*** Given information Section Begins ***

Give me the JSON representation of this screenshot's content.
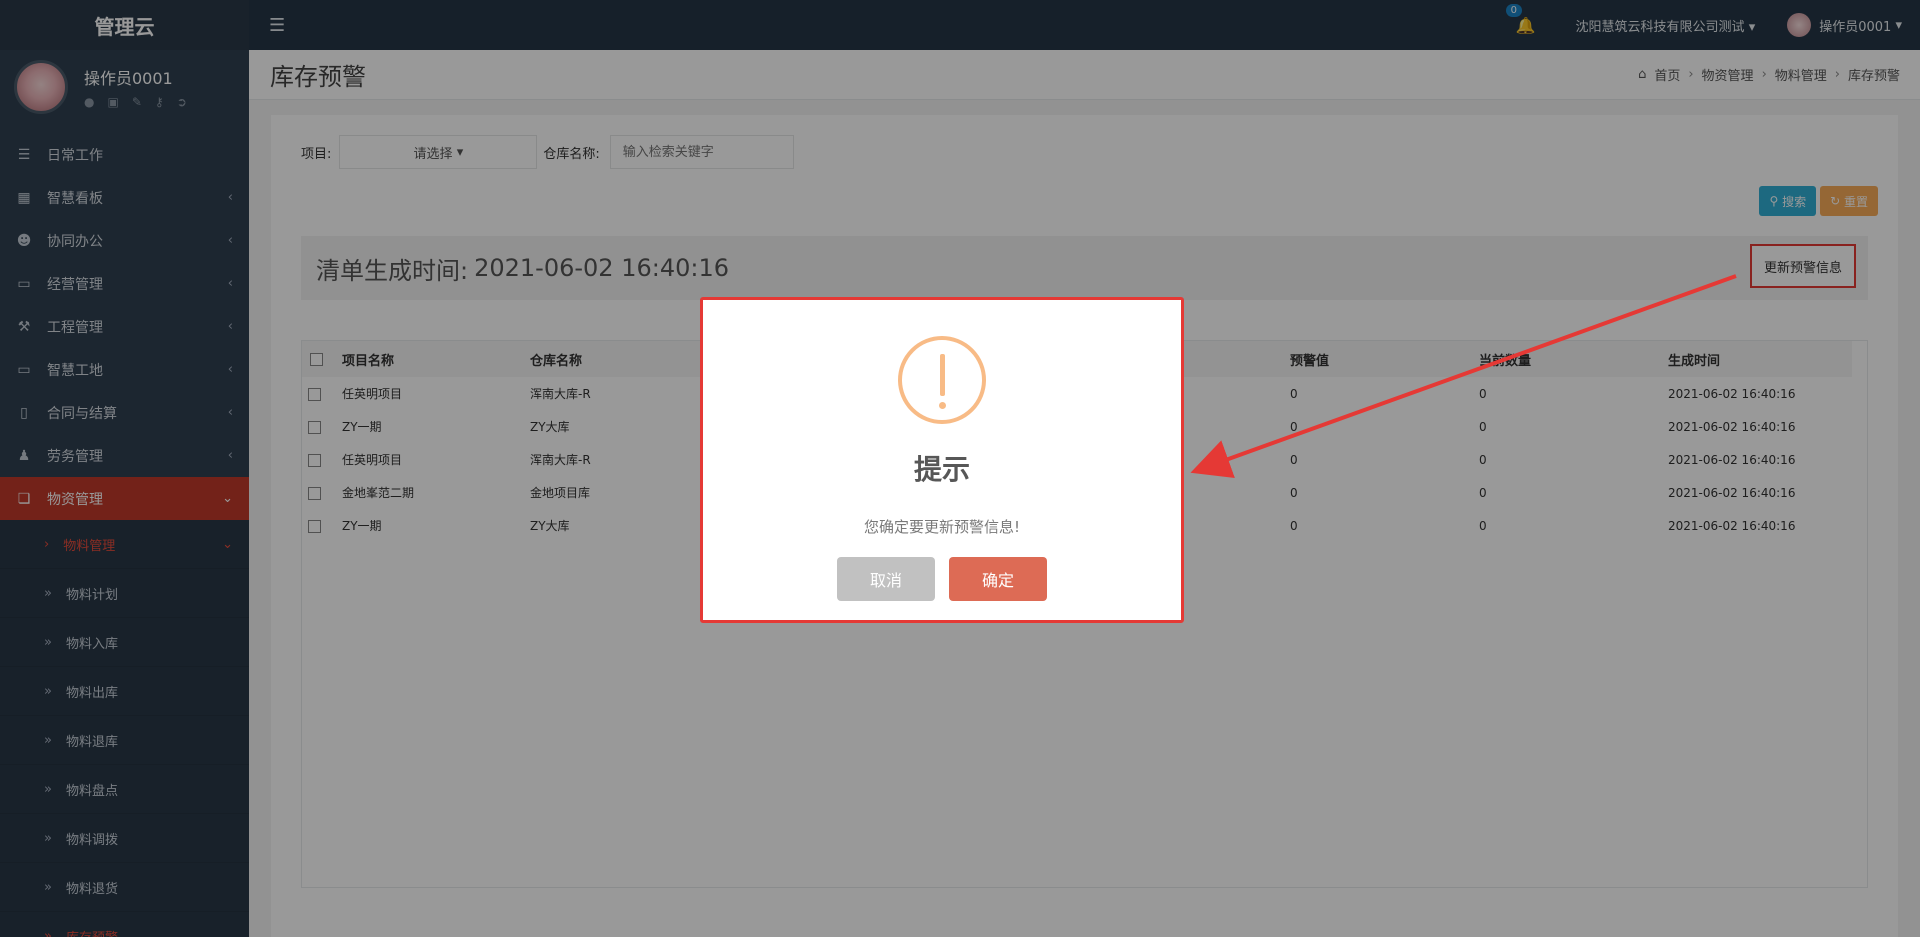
{
  "app": {
    "brand": "管理云"
  },
  "profile": {
    "name": "操作员0001",
    "icons": [
      "user-icon",
      "card-icon",
      "edit-icon",
      "key-icon",
      "logout-icon"
    ]
  },
  "sidebar": {
    "items": [
      {
        "label": "日常工作",
        "icon": "list-icon"
      },
      {
        "label": "智慧看板",
        "icon": "dashboard-icon"
      },
      {
        "label": "协同办公",
        "icon": "users-icon"
      },
      {
        "label": "经营管理",
        "icon": "monitor-icon"
      },
      {
        "label": "工程管理",
        "icon": "hammer-icon"
      },
      {
        "label": "智慧工地",
        "icon": "monitor-icon"
      },
      {
        "label": "合同与结算",
        "icon": "file-icon"
      },
      {
        "label": "劳务管理",
        "icon": "worker-icon"
      },
      {
        "label": "物资管理",
        "icon": "cube-icon"
      }
    ],
    "sub_items": [
      {
        "label": "物料管理"
      },
      {
        "label": "物料计划"
      },
      {
        "label": "物料入库"
      },
      {
        "label": "物料出库"
      },
      {
        "label": "物料退库"
      },
      {
        "label": "物料盘点"
      },
      {
        "label": "物料调拨"
      },
      {
        "label": "物料退货"
      },
      {
        "label": "库存预警"
      }
    ]
  },
  "topbar": {
    "notification_count": "0",
    "company": "沈阳慧筑云科技有限公司测试",
    "user": "操作员0001"
  },
  "page": {
    "title": "库存预警",
    "breadcrumb": [
      "首页",
      "物资管理",
      "物料管理",
      "库存预警"
    ]
  },
  "filters": {
    "project_label": "项目:",
    "project_select": "请选择",
    "warehouse_label": "仓库名称:",
    "warehouse_placeholder": "输入检索关键字",
    "search_btn": "搜索",
    "reset_btn": "重置"
  },
  "gen": {
    "label": "清单生成时间:",
    "time": "2021-06-02 16:40:16",
    "update_btn": "更新预警信息"
  },
  "table": {
    "headers": [
      "项目名称",
      "仓库名称",
      "预警值",
      "当前数量",
      "生成时间"
    ],
    "rows": [
      [
        "任英明项目",
        "浑南大库-R",
        "0",
        "0",
        "2021-06-02 16:40:16"
      ],
      [
        "ZY一期",
        "ZY大库",
        "0",
        "0",
        "2021-06-02 16:40:16"
      ],
      [
        "任英明项目",
        "浑南大库-R",
        "0",
        "0",
        "2021-06-02 16:40:16"
      ],
      [
        "金地峯范二期",
        "金地项目库",
        "0",
        "0",
        "2021-06-02 16:40:16"
      ],
      [
        "ZY一期",
        "ZY大库",
        "0",
        "0",
        "2021-06-02 16:40:16"
      ]
    ]
  },
  "dialog": {
    "title": "提示",
    "message": "您确定要更新预警信息!",
    "cancel": "取消",
    "ok": "确定"
  },
  "colors": {
    "accent": "#c0392b",
    "sidebar": "#2f4050",
    "highlight": "#e53935",
    "ok": "#dd6b55"
  }
}
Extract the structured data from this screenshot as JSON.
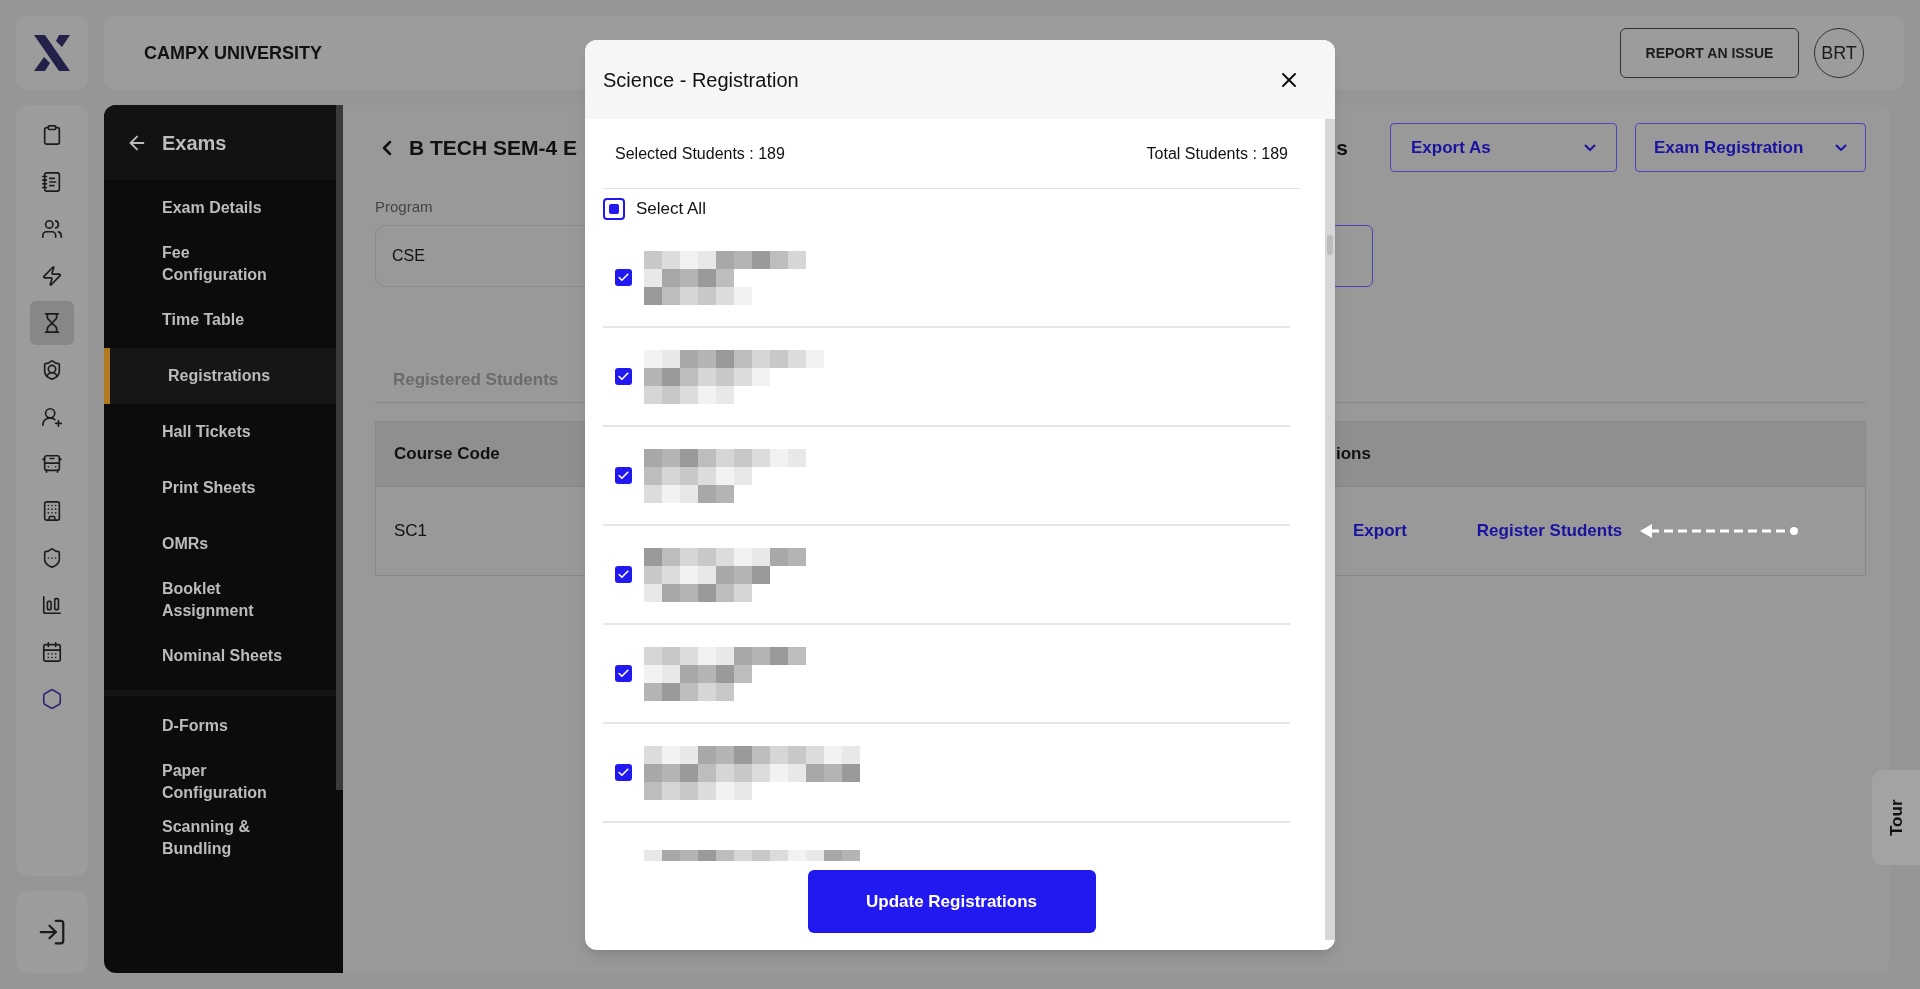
{
  "app": {
    "university": "CAMPX UNIVERSITY",
    "report_button": "REPORT AN ISSUE",
    "avatar": "BRT"
  },
  "rail": [
    {
      "selected": false,
      "color": "#1c1c1c"
    },
    {
      "selected": false,
      "color": "#1c1c1c"
    },
    {
      "selected": false,
      "color": "#1c1c1c"
    },
    {
      "selected": false,
      "color": "#1c1c1c"
    },
    {
      "selected": true,
      "color": "#1c1c1c"
    },
    {
      "selected": false,
      "color": "#1c1c1c"
    },
    {
      "selected": false,
      "color": "#1c1c1c"
    },
    {
      "selected": false,
      "color": "#1c1c1c"
    },
    {
      "selected": false,
      "color": "#1c1c1c"
    },
    {
      "selected": false,
      "color": "#1c1c1c"
    },
    {
      "selected": false,
      "color": "#1c1c1c"
    },
    {
      "selected": false,
      "color": "#1c1c1c"
    },
    {
      "selected": false,
      "color": "#2e2a6e"
    }
  ],
  "sidebar": {
    "title": "Exams",
    "sections": [
      {
        "items": [
          {
            "label": "Exam Details",
            "selected": false
          },
          {
            "label": "Fee Configuration",
            "selected": false
          },
          {
            "label": "Time Table",
            "selected": false
          },
          {
            "label": "Registrations",
            "selected": true
          },
          {
            "label": "Hall Tickets",
            "selected": false
          },
          {
            "label": "Print Sheets",
            "selected": false
          },
          {
            "label": "OMRs",
            "selected": false
          },
          {
            "label": "Booklet Assignment",
            "selected": false
          },
          {
            "label": "Nominal Sheets",
            "selected": false
          }
        ]
      },
      {
        "items": [
          {
            "label": "D-Forms",
            "selected": false
          },
          {
            "label": "Paper Configuration",
            "selected": false
          },
          {
            "label": "Scanning & Bundling",
            "selected": false
          }
        ]
      }
    ]
  },
  "page": {
    "title": "B TECH SEM-4 E",
    "title_end": "s",
    "export_menu": "Export As",
    "registration_menu": "Exam Registration",
    "program_label": "Program",
    "program_value": "CSE",
    "tabs": [
      {
        "label": "Registered Students",
        "selected": false
      }
    ],
    "table": {
      "columns": [
        "Course Code",
        "ions"
      ],
      "rows": [
        {
          "cells": [
            "SC1"
          ],
          "actions": [
            "Export",
            "Register Students"
          ]
        }
      ]
    }
  },
  "modal": {
    "title": "Science - Registration",
    "selected_count": "Selected Students : 189",
    "total_count": "Total Students : 189",
    "select_all": {
      "label": "Select All",
      "indeterminate": true
    },
    "students": [
      {
        "checked": true
      },
      {
        "checked": true
      },
      {
        "checked": true
      },
      {
        "checked": true
      },
      {
        "checked": true
      },
      {
        "checked": true
      }
    ],
    "button": "Update Registrations"
  },
  "tour": "Tour"
}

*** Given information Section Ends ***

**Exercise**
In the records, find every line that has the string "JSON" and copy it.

**Written answer**
Give me the JSON representation of this screenshot's content.
Extract the structured data from this screenshot as JSON.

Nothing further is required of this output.